At first glance these two labels might seem to be contradictory: how can the tone of a book be both playful and solemn? Aren't those opposites? Well, yeah, but The Voyage of the Dawn Treader is definitely both of these. The narrator is often playful and lighthearted, especially toward the beginning of the book, when he's setting the scene and introducing us to the characters. Many of the narrative asides have a teasing, jolly quality; for example, when describing the painting of the ship that hangs in Lucy's bedroom at her Aunt Alberta's house, the narrator butts:
By the way, if you are going to read this story at all, and if you don't know already, you had better get it into your head that the left of a ship when you are looking ahead, is port, and the right is starboard. (1.7)
Over the course of the book, as the Dawn Treader gets closer to Aslan's country, the narrator's playfulness gives way to a more and more solemn, awe-filled tone:
After that for many days, without wind in her shrouds or foam at her bows, across a waveless sea, the Dawn Treader glided smoothly east. (16.3)

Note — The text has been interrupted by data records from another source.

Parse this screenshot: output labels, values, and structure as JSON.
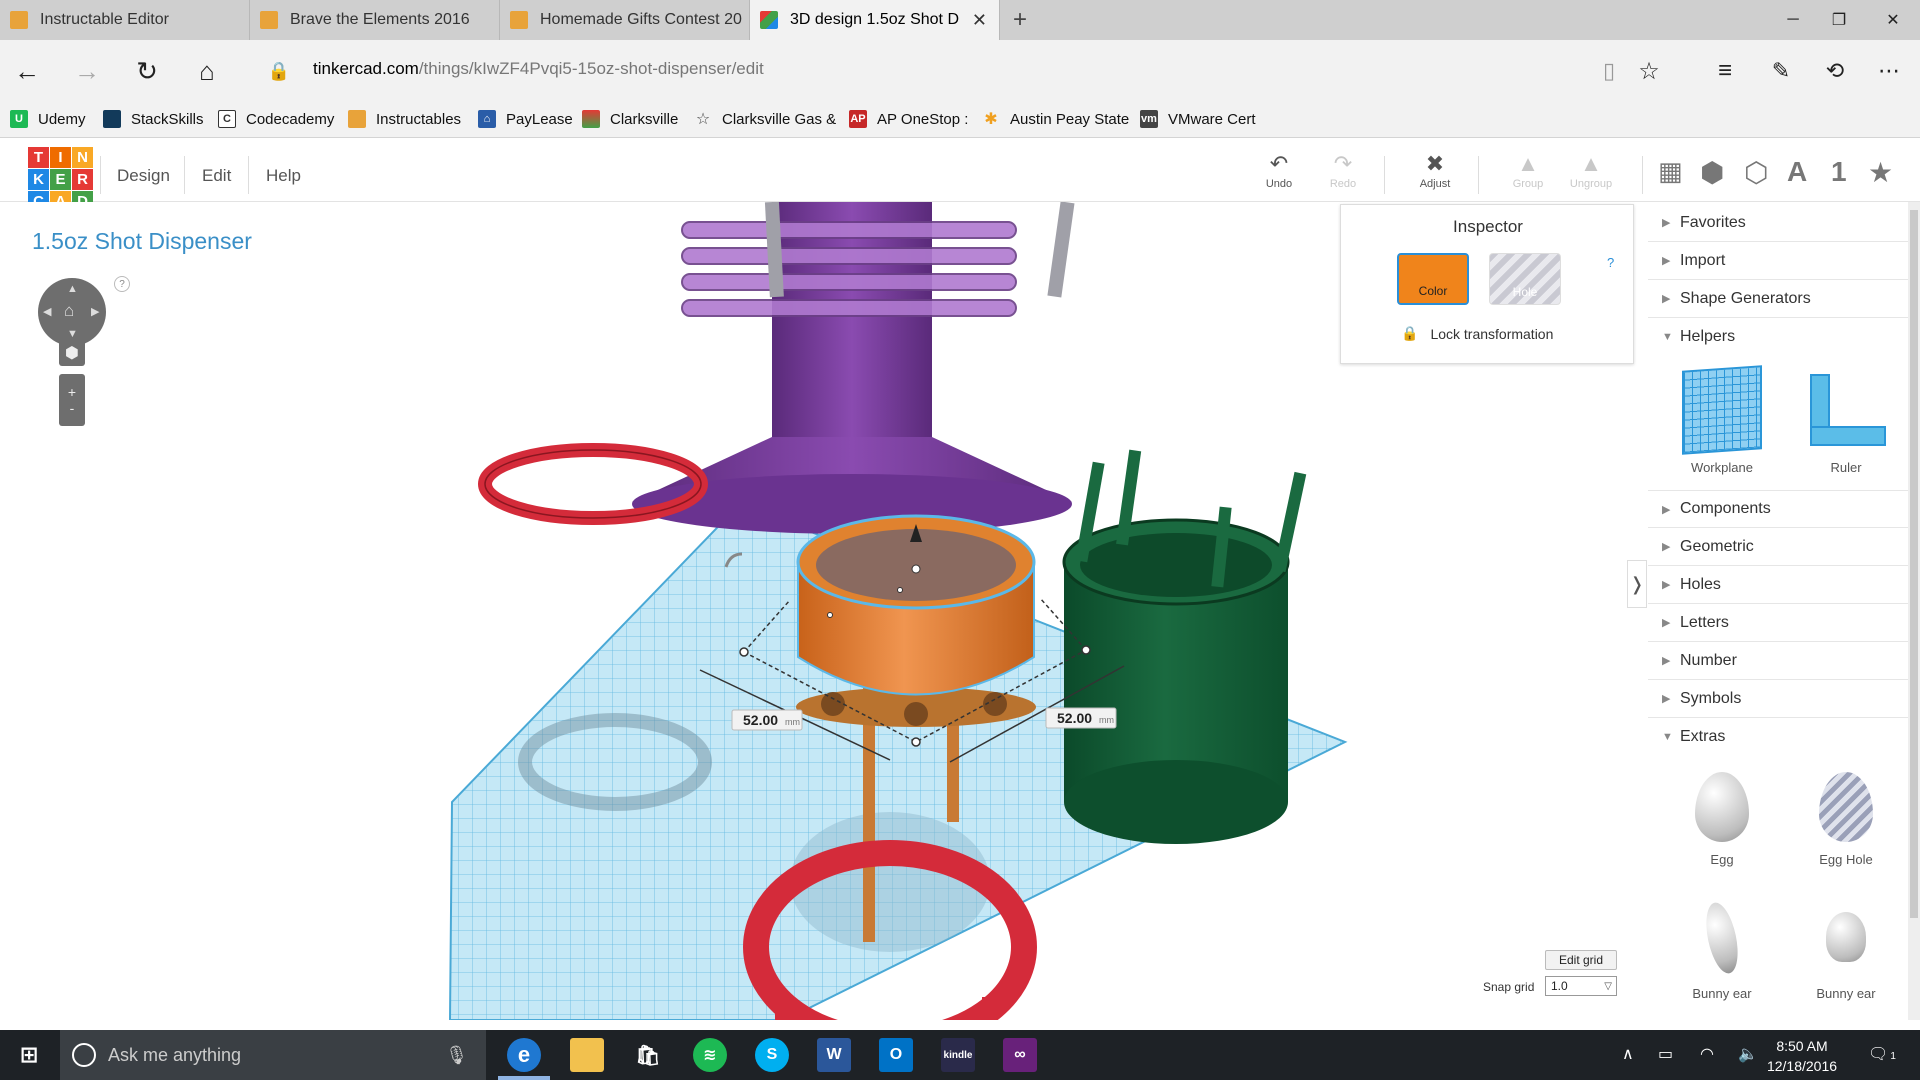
{
  "browser": {
    "tabs": [
      {
        "title": "Instructable Editor",
        "active": false
      },
      {
        "title": "Brave the Elements 2016",
        "active": false
      },
      {
        "title": "Homemade Gifts Contest 20",
        "active": false
      },
      {
        "title": "3D design 1.5oz Shot D",
        "active": true
      }
    ],
    "url_host": "tinkercad.com",
    "url_path": "/things/kIwZF4Pvqi5-15oz-shot-dispenser/edit",
    "bookmarks": [
      "Udemy",
      "StackSkills",
      "Codecademy",
      "Instructables",
      "PayLease",
      "Clarksville",
      "Clarksville Gas &",
      "AP OneStop :",
      "Austin Peay State",
      "VMware Cert"
    ]
  },
  "app": {
    "logo_letters": [
      "T",
      "I",
      "N",
      "K",
      "E",
      "R",
      "C",
      "A",
      "D"
    ],
    "menu": [
      "Design",
      "Edit",
      "Help"
    ],
    "toolbar": {
      "undo": "Undo",
      "redo": "Redo",
      "adjust": "Adjust",
      "group": "Group",
      "ungroup": "Ungroup"
    },
    "view_letter": "A",
    "view_number": "1"
  },
  "design": {
    "title": "1.5oz Shot Dispenser",
    "dim_left": "52.00",
    "dim_right": "52.00",
    "dim_unit": "mm",
    "edit_grid_label": "Edit grid",
    "snap_grid_label": "Snap grid",
    "snap_grid_value": "1.0",
    "nav_help": "?"
  },
  "inspector": {
    "title": "Inspector",
    "color_label": "Color",
    "hole_label": "Hole",
    "help": "?",
    "lock_label": "Lock transformation",
    "color_value": "#f0841b"
  },
  "panel": {
    "categories_top": [
      "Favorites",
      "Import",
      "Shape Generators"
    ],
    "helpers_label": "Helpers",
    "helpers": [
      "Workplane",
      "Ruler"
    ],
    "categories_mid": [
      "Components",
      "Geometric",
      "Holes",
      "Letters",
      "Number",
      "Symbols"
    ],
    "extras_label": "Extras",
    "extras": [
      "Egg",
      "Egg Hole",
      "Bunny ear",
      "Bunny ear"
    ]
  },
  "taskbar": {
    "search_placeholder": "Ask me anything",
    "time": "8:50 AM",
    "date": "12/18/2016",
    "notifications": "1"
  }
}
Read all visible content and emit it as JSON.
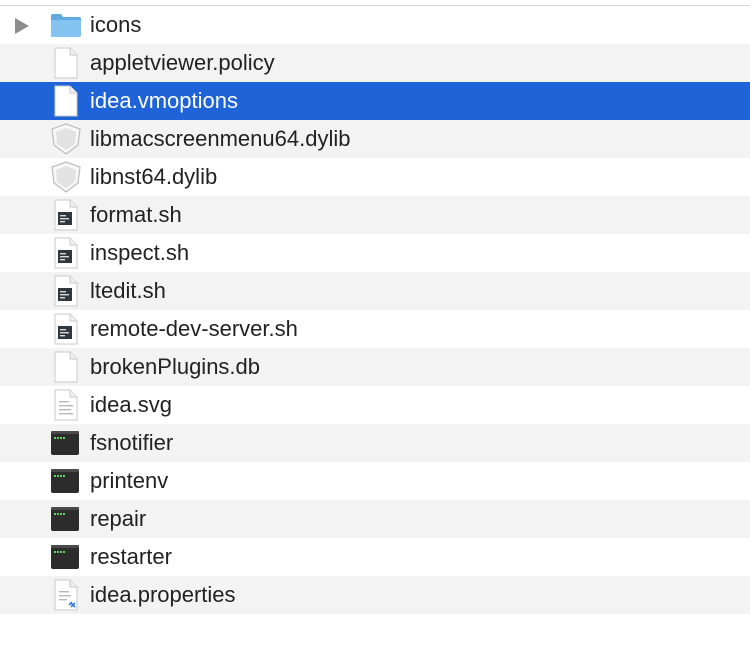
{
  "window": {
    "title": ""
  },
  "files": [
    {
      "name": "icons",
      "kind": "folder",
      "icon": "folder-icon",
      "has_disclosure": true
    },
    {
      "name": "appletviewer.policy",
      "kind": "document",
      "icon": "document-icon"
    },
    {
      "name": "idea.vmoptions",
      "kind": "document",
      "icon": "document-icon",
      "selected": true
    },
    {
      "name": "libmacscreenmenu64.dylib",
      "kind": "library",
      "icon": "dylib-icon"
    },
    {
      "name": "libnst64.dylib",
      "kind": "library",
      "icon": "dylib-icon"
    },
    {
      "name": "format.sh",
      "kind": "script",
      "icon": "shell-script-icon"
    },
    {
      "name": "inspect.sh",
      "kind": "script",
      "icon": "shell-script-icon"
    },
    {
      "name": "ltedit.sh",
      "kind": "script",
      "icon": "shell-script-icon"
    },
    {
      "name": "remote-dev-server.sh",
      "kind": "script",
      "icon": "shell-script-icon"
    },
    {
      "name": "brokenPlugins.db",
      "kind": "document",
      "icon": "document-icon"
    },
    {
      "name": "idea.svg",
      "kind": "text",
      "icon": "text-document-icon"
    },
    {
      "name": "fsnotifier",
      "kind": "executable",
      "icon": "terminal-executable-icon"
    },
    {
      "name": "printenv",
      "kind": "executable",
      "icon": "terminal-executable-icon"
    },
    {
      "name": "repair",
      "kind": "executable",
      "icon": "terminal-executable-icon"
    },
    {
      "name": "restarter",
      "kind": "executable",
      "icon": "terminal-executable-icon"
    },
    {
      "name": "idea.properties",
      "kind": "properties",
      "icon": "properties-document-icon"
    }
  ],
  "colors": {
    "selection": "#1f63d8",
    "alternate_row": "#f3f3f3",
    "text": "#222222",
    "selected_text": "#ffffff",
    "folder": "#6fb5e8",
    "terminal_green": "#5fd35a"
  }
}
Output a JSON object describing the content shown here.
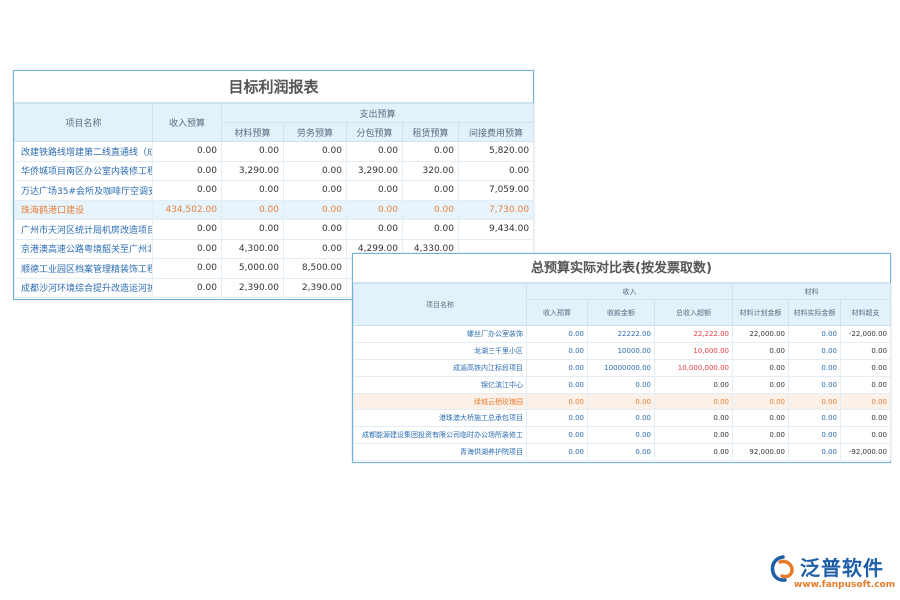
{
  "panel1": {
    "title": "目标利润报表",
    "headers": {
      "name": "项目名称",
      "income": "收入预算",
      "expense_group": "支出预算",
      "material": "材料预算",
      "labor": "劳务预算",
      "subcontract": "分包预算",
      "rental": "租赁预算",
      "indirect": "间接费用预算"
    },
    "rows": [
      {
        "name": "改建铁路线增建第二线直通线（成",
        "income": "0.00",
        "material": "0.00",
        "labor": "0.00",
        "subcontract": "0.00",
        "rental": "0.00",
        "indirect": "5,820.00"
      },
      {
        "name": "华侨城项目南区办公室内装修工程",
        "income": "0.00",
        "material": "3,290.00",
        "labor": "0.00",
        "subcontract": "3,290.00",
        "rental": "320.00",
        "indirect": "0.00"
      },
      {
        "name": "万达广场35#会所及咖啡厅空调安",
        "income": "0.00",
        "material": "0.00",
        "labor": "0.00",
        "subcontract": "0.00",
        "rental": "0.00",
        "indirect": "7,059.00"
      },
      {
        "name": "珠海鹤港口建设",
        "income": "434,502.00",
        "material": "0.00",
        "labor": "0.00",
        "subcontract": "0.00",
        "rental": "0.00",
        "indirect": "7,730.00",
        "highlight": true
      },
      {
        "name": "广州市天河区统计局机房改造项目",
        "income": "0.00",
        "material": "0.00",
        "labor": "0.00",
        "subcontract": "0.00",
        "rental": "0.00",
        "indirect": "9,434.00"
      },
      {
        "name": "京港澳高速公路粤境韶关至广州北",
        "income": "0.00",
        "material": "4,300.00",
        "labor": "0.00",
        "subcontract": "4,299.00",
        "rental": "4,330.00",
        "indirect": ""
      },
      {
        "name": "顺德工业园区档案管理精装饰工程",
        "income": "0.00",
        "material": "5,000.00",
        "labor": "8,500.00",
        "subcontract": "",
        "rental": "",
        "indirect": ""
      },
      {
        "name": "成都沙河环境综合提升改造运河护",
        "income": "0.00",
        "material": "2,390.00",
        "labor": "2,390.00",
        "subcontract": "",
        "rental": "",
        "indirect": ""
      }
    ]
  },
  "panel2": {
    "title": "总预算实际对比表(按发票取数)",
    "headers": {
      "name": "项目名称",
      "income_group": "收入",
      "income_budget": "收入预算",
      "received": "收款金额",
      "over_income": "总收入超额",
      "material_group": "材料",
      "material_plan": "材料计划金额",
      "material_actual": "材料实际金额",
      "material_over": "材料超支"
    },
    "rows": [
      {
        "name": "螺丝厂办公室装饰",
        "income_budget": "0.00",
        "received": "22222.00",
        "over_income": "22,222.00",
        "material_plan": "22,000.00",
        "material_actual": "0.00",
        "material_over": "-22,000.00"
      },
      {
        "name": "龙湖三千里小区",
        "income_budget": "0.00",
        "received": "10000.00",
        "over_income": "10,000.00",
        "material_plan": "0.00",
        "material_actual": "0.00",
        "material_over": "0.00"
      },
      {
        "name": "成渝高铁内江标段项目",
        "income_budget": "0.00",
        "received": "10000000.00",
        "over_income": "10,000,000.00",
        "material_plan": "0.00",
        "material_actual": "0.00",
        "material_over": "0.00"
      },
      {
        "name": "锦亿滨江中心",
        "income_budget": "0.00",
        "received": "0.00",
        "over_income": "0.00",
        "material_plan": "0.00",
        "material_actual": "0.00",
        "material_over": "0.00"
      },
      {
        "name": "绿城云栖玫瑰园",
        "income_budget": "0.00",
        "received": "0.00",
        "over_income": "0.00",
        "material_plan": "0.00",
        "material_actual": "0.00",
        "material_over": "0.00",
        "highlight": true
      },
      {
        "name": "港珠澳大桥施工总承包项目",
        "income_budget": "0.00",
        "received": "0.00",
        "over_income": "0.00",
        "material_plan": "0.00",
        "material_actual": "0.00",
        "material_over": "0.00"
      },
      {
        "name": "成都能源建设集团投资有限公司临时办公场所装修工",
        "income_budget": "0.00",
        "received": "0.00",
        "over_income": "0.00",
        "material_plan": "0.00",
        "material_actual": "0.00",
        "material_over": "0.00"
      },
      {
        "name": "青海供湖养护院项目",
        "income_budget": "0.00",
        "received": "0.00",
        "over_income": "0.00",
        "material_plan": "92,000.00",
        "material_actual": "0.00",
        "material_over": "-92,000.00"
      }
    ]
  },
  "logo": {
    "name": "泛普软件",
    "url": "www.fanpusoft.com"
  },
  "colors": {
    "header_bg": "#e3f1fb",
    "border": "#6db3dc",
    "link_blue": "#2b6cb0",
    "highlight_orange": "#e8813a",
    "red": "#e53e3e",
    "brand_blue": "#1f5fa8",
    "brand_orange": "#e57c2c"
  }
}
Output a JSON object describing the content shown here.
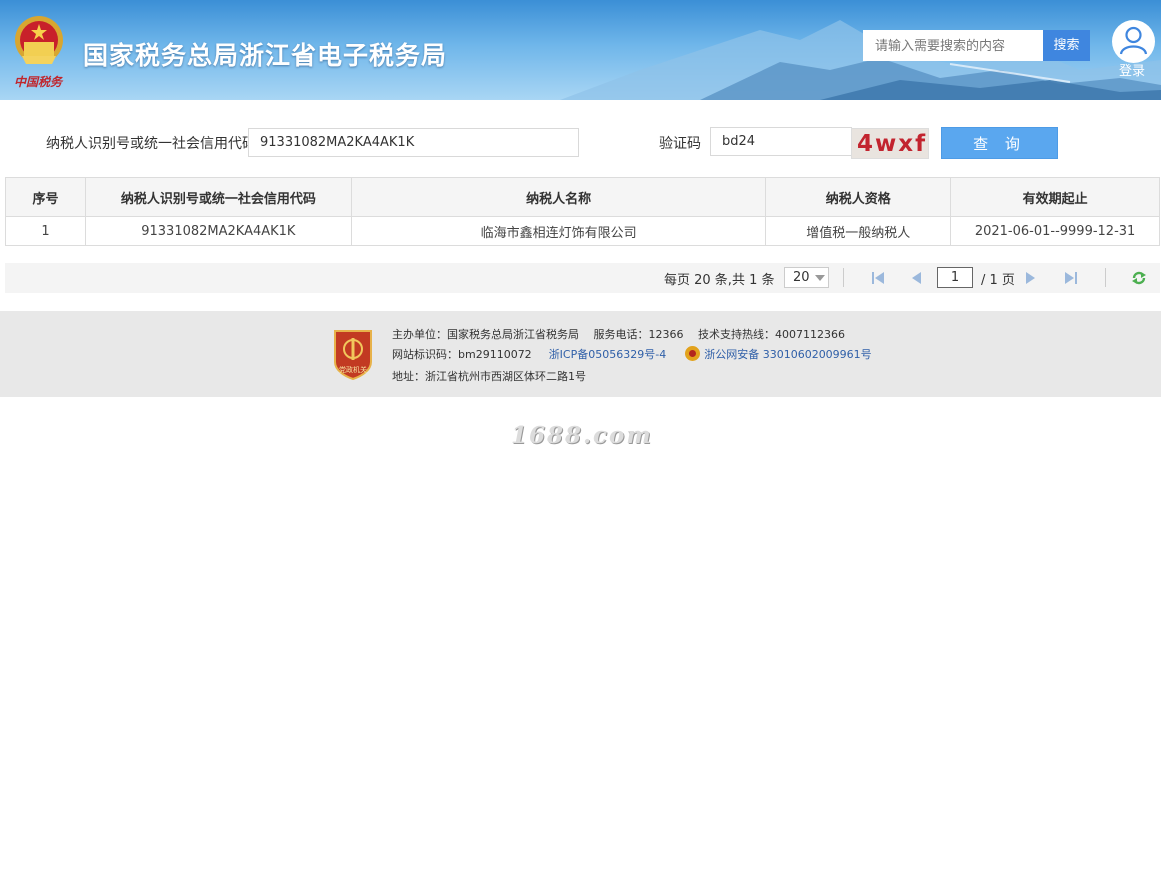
{
  "header": {
    "site_title": "国家税务总局浙江省电子税务局",
    "search_placeholder": "请输入需要搜索的内容",
    "search_button": "搜索",
    "login_label": "登录",
    "emblem_text": "中国税务"
  },
  "query": {
    "taxpayer_id_label": "纳税人识别号或统一社会信用代码",
    "taxpayer_id_value": "91331082MA2KA4AK1K",
    "captcha_label": "验证码",
    "captcha_value": "bd24",
    "captcha_image_text": "4wxf",
    "query_button": "查 询"
  },
  "table": {
    "columns": [
      "序号",
      "纳税人识别号或统一社会信用代码",
      "纳税人名称",
      "纳税人资格",
      "有效期起止"
    ],
    "rows": [
      [
        "1",
        "91331082MA2KA4AK1K",
        "临海市鑫相连灯饰有限公司",
        "增值税一般纳税人",
        "2021-06-01--9999-12-31"
      ]
    ]
  },
  "pager": {
    "info": "每页 20 条,共 1 条",
    "page_size": "20",
    "current_page": "1",
    "total_pages": "/ 1 页"
  },
  "footer": {
    "line1": "主办单位：国家税务总局浙江省税务局　 服务电话：12366　 技术支持热线：4007112366",
    "site_id": "网站标识码：bm29110072",
    "icp": "浙ICP备05056329号-4",
    "police_record": "浙公网安备 33010602009961号",
    "address": "地址：浙江省杭州市西湖区体环二路1号",
    "badge_text": "党政机关"
  },
  "watermark": "1688.com",
  "colors": {
    "banner": "#4a9be0",
    "primary_button": "#5aa7ef",
    "search_button": "#3f86df",
    "captcha_text": "#c2242f",
    "footer_bg": "#e8e8e8"
  }
}
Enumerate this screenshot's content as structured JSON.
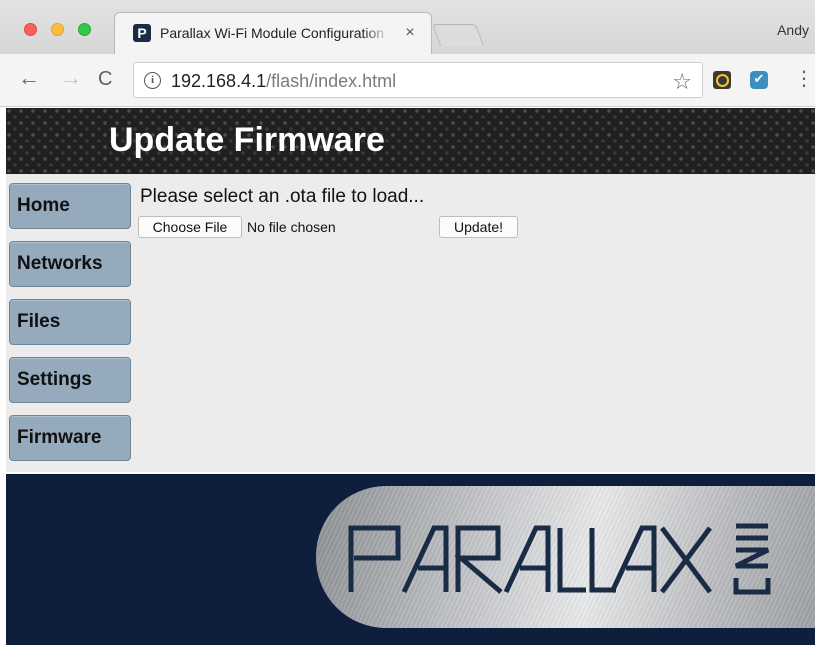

We like to think of this transition from playful/teasing to awed and inspired as the process by which the narrator fades away, leaving us to gaze on Aslan's country on our own. As he gets less playful and more solemn, his personality fades a little and lets the story speak for itself.